### TASK DESCRIPTION
Make an exact copy of all the records, one that contains none of the pictures.

═══ PROVIDED MATERIAL ═══

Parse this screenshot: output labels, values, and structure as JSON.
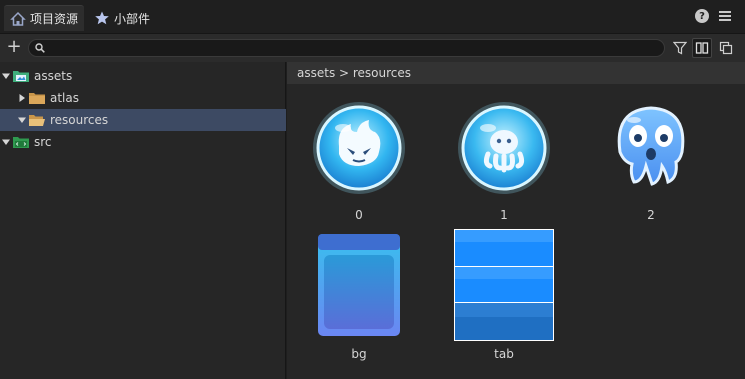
{
  "tabs": [
    {
      "label": "项目资源",
      "icon": "home-icon"
    },
    {
      "label": "小部件",
      "icon": "star-icon"
    }
  ],
  "toolbar": {
    "search_value": "",
    "search_placeholder": ""
  },
  "tree": [
    {
      "label": "assets",
      "icon": "assets-folder-icon",
      "expanded": true
    },
    {
      "label": "atlas",
      "icon": "folder-icon",
      "expanded": false
    },
    {
      "label": "resources",
      "icon": "folder-open-icon",
      "expanded": true,
      "selected": true
    },
    {
      "label": "src",
      "icon": "src-folder-icon",
      "expanded": true
    }
  ],
  "breadcrumb": "assets > resources",
  "assets": [
    {
      "name": "0",
      "icon": "spirit-orb-icon"
    },
    {
      "name": "1",
      "icon": "octopus-orb-icon"
    },
    {
      "name": "2",
      "icon": "jelly-octopus-icon"
    },
    {
      "name": "bg",
      "icon": "panel-bg-icon"
    },
    {
      "name": "tab",
      "icon": "tab-strip-icon"
    }
  ],
  "colors": {
    "selection": "#3d4a63",
    "accent_blue": "#1a8cff"
  }
}
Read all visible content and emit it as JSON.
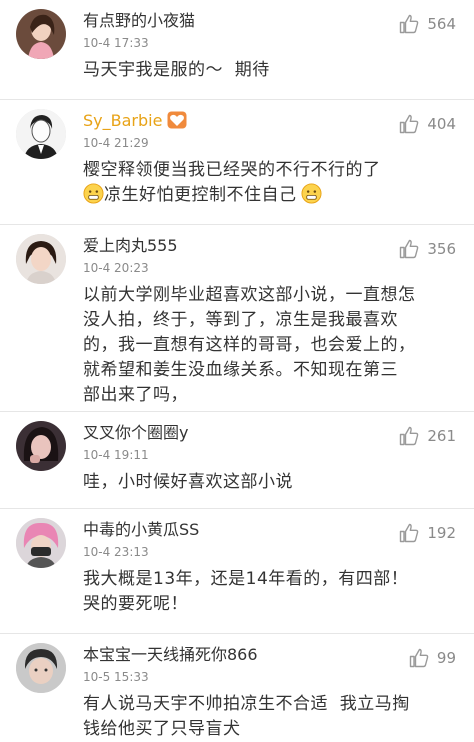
{
  "comments": [
    {
      "username": "有点野的小夜猫",
      "time": "10-4 17:33",
      "likes": "564",
      "lines": [
        "马天宇我是服的～  期待"
      ],
      "avatar_icon": "avatar-woman-pink-top"
    },
    {
      "username": "Sy_Barbie",
      "username_color": "#e8a317",
      "badge_icon": "vip-heart-badge-icon",
      "time": "10-4 21:29",
      "likes": "404",
      "lines": [
        "樱空释领便当我已经哭的不行不行的了",
        "凉生好怕更控制不住自己"
      ],
      "avatar_icon": "avatar-sketch-man-suit"
    },
    {
      "username": "爱上肉丸555",
      "time": "10-4 20:23",
      "likes": "356",
      "lines": [
        "以前大学刚毕业超喜欢这部小说，一直想怎",
        "没人拍，终于，等到了，凉生是我最喜欢",
        "的，我一直想有这样的哥哥，也会爱上的，",
        "就希望和姜生没血缘关系。不知现在第三",
        "部出来了吗，"
      ],
      "avatar_icon": "avatar-woman-dark-hair"
    },
    {
      "username": "叉叉你个圈圈y",
      "time": "10-4 19:11",
      "likes": "261",
      "lines": [
        "哇，小时候好喜欢这部小说"
      ],
      "avatar_icon": "avatar-girl-hand-on-face"
    },
    {
      "username": "中毒的小黄瓜SS",
      "time": "10-4 23:13",
      "likes": "192",
      "lines": [
        "我大概是13年，还是14年看的，有四部！",
        "哭的要死呢！"
      ],
      "avatar_icon": "avatar-pink-hair-masked"
    },
    {
      "username": "本宝宝一天线捅死你866",
      "time": "10-5 15:33",
      "likes": "99",
      "lines": [
        "有人说马天宇不帅拍凉生不合适  我立马掏",
        "钱给他买了只导盲犬"
      ],
      "avatar_icon": "avatar-child-face"
    }
  ],
  "icons": {
    "like": "thumbs-up-icon",
    "emoji": "grimace-emoji-icon"
  }
}
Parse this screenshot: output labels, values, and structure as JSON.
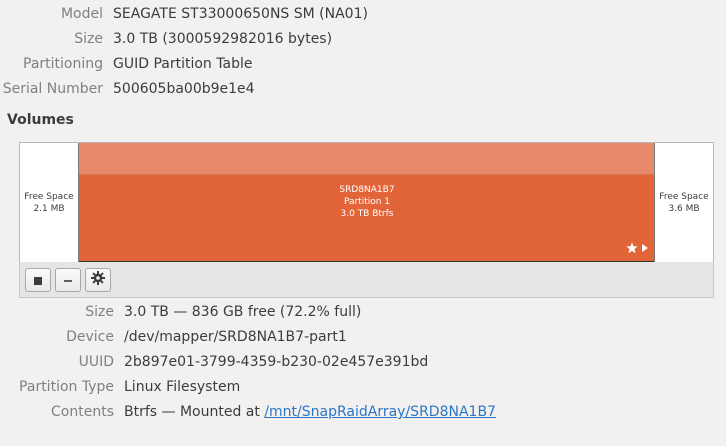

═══

### TASK OUTPUT
Parse this screenshot: output labels, values, and structure as JSON.
{
  "tabs": [
    {
      "label": "项目资源",
      "icon": "home-icon"
    },
    {
      "label": "小部件",
      "icon": "star-icon"
    }
  ],
  "toolbar": {
    "search_value": "",
    "search_placeholder": ""
  },
  "tree": [
    {
      "label": "assets",
      "icon": "assets-folder-icon",
      "expanded": true
    },
    {
      "label": "atlas",
      "icon": "folder-icon",
      "expanded": false
    },
    {
      "label": "resources",
      "icon": "folder-open-icon",
      "expanded": true,
      "selected": true
    },
    {
      "label": "src",
      "icon": "src-folder-icon",
      "expanded": true
    }
  ],
  "breadcrumb": "assets > resources",
  "assets": [
    {
      "name": "0",
      "icon": "spirit-orb-icon"
    },
    {
      "name": "1",
      "icon": "octopus-orb-icon"
    },
    {
      "name": "2",
      "icon": "jelly-octopus-icon"
    },
    {
      "name": "bg",
      "icon": "panel-bg-icon"
    },
    {
      "name": "tab",
      "icon": "tab-strip-icon"
    }
  ],
  "colors": {
    "selection": "#3d4a63",
    "accent_blue": "#1a8cff"
  }
}
Read all visible content and emit it as JSON.
{
  "comments": [
    {
      "username": "有点野的小夜猫",
      "time": "10-4 17:33",
      "likes": "564",
      "lines": [
        "马天宇我是服的～  期待"
      ],
      "avatar_icon": "avatar-woman-pink-top"
    },
    {
      "username": "Sy_Barbie",
      "username_color": "#e8a317",
      "badge_icon": "vip-heart-badge-icon",
      "time": "10-4 21:29",
      "likes": "404",
      "lines": [
        "樱空释领便当我已经哭的不行不行的了",
        "凉生好怕更控制不住自己"
      ],
      "avatar_icon": "avatar-sketch-man-suit"
    },
    {
      "username": "爱上肉丸555",
      "time": "10-4 20:23",
      "likes": "356",
      "lines": [
        "以前大学刚毕业超喜欢这部小说，一直想怎",
        "没人拍，终于，等到了，凉生是我最喜欢",
        "的，我一直想有这样的哥哥，也会爱上的，",
        "就希望和姜生没血缘关系。不知现在第三",
        "部出来了吗，"
      ],
      "avatar_icon": "avatar-woman-dark-hair"
    },
    {
      "username": "叉叉你个圈圈y",
      "time": "10-4 19:11",
      "likes": "261",
      "lines": [
        "哇，小时候好喜欢这部小说"
      ],
      "avatar_icon": "avatar-girl-hand-on-face"
    },
    {
      "username": "中毒的小黄瓜SS",
      "time": "10-4 23:13",
      "likes": "192",
      "lines": [
        "我大概是13年，还是14年看的，有四部！",
        "哭的要死呢！"
      ],
      "avatar_icon": "avatar-pink-hair-masked"
    },
    {
      "username": "本宝宝一天线捅死你866",
      "time": "10-5 15:33",
      "likes": "99",
      "lines": [
        "有人说马天宇不帅拍凉生不合适  我立马掏",
        "钱给他买了只导盲犬"
      ],
      "avatar_icon": "avatar-child-face"
    }
  ],
  "icons": {
    "like": "thumbs-up-icon",
    "emoji": "grimace-emoji-icon"
  }
}
Parse this screenshot: output labels, values, and structure as JSON.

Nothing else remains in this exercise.